═══ Provided data

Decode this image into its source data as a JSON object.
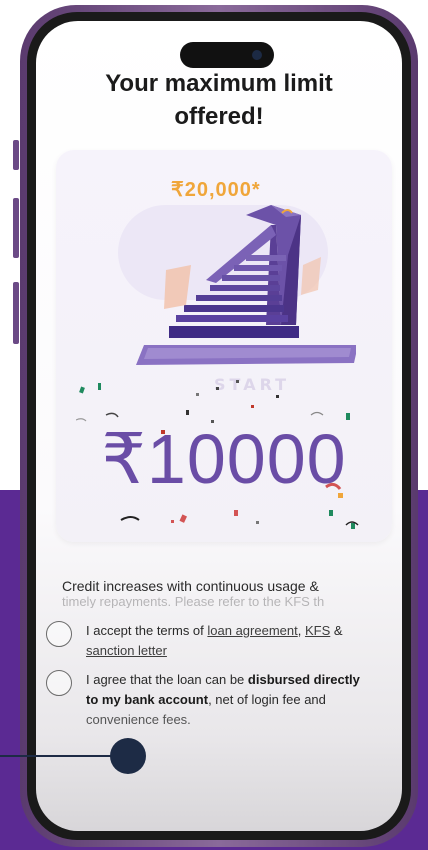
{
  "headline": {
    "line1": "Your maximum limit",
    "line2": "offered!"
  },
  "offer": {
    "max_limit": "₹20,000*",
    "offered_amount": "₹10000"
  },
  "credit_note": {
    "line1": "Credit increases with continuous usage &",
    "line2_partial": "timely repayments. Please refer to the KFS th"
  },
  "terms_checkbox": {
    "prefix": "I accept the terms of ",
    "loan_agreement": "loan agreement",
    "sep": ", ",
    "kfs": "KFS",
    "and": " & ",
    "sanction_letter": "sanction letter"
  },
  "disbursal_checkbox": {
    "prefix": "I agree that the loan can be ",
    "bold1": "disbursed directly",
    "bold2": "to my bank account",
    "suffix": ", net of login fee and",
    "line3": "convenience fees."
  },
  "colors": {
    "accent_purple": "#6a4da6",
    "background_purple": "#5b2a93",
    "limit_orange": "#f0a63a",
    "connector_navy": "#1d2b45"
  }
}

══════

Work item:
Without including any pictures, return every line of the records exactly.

The answer:
Decode this image into its source data as a JSON object.
{
  "headline": {
    "line1": "Your maximum limit",
    "line2": "offered!"
  },
  "offer": {
    "max_limit": "₹20,000*",
    "offered_amount": "₹10000"
  },
  "credit_note": {
    "line1": "Credit increases with continuous usage &",
    "line2_partial": "timely repayments. Please refer to the KFS th"
  },
  "terms_checkbox": {
    "prefix": "I accept the terms of ",
    "loan_agreement": "loan agreement",
    "sep": ", ",
    "kfs": "KFS",
    "and": " & ",
    "sanction_letter": "sanction letter"
  },
  "disbursal_checkbox": {
    "prefix": "I agree that the loan can be ",
    "bold1": "disbursed directly",
    "bold2": "to my bank account",
    "suffix": ", net of login fee and",
    "line3": "convenience fees."
  },
  "colors": {
    "accent_purple": "#6a4da6",
    "background_purple": "#5b2a93",
    "limit_orange": "#f0a63a",
    "connector_navy": "#1d2b45"
  }
}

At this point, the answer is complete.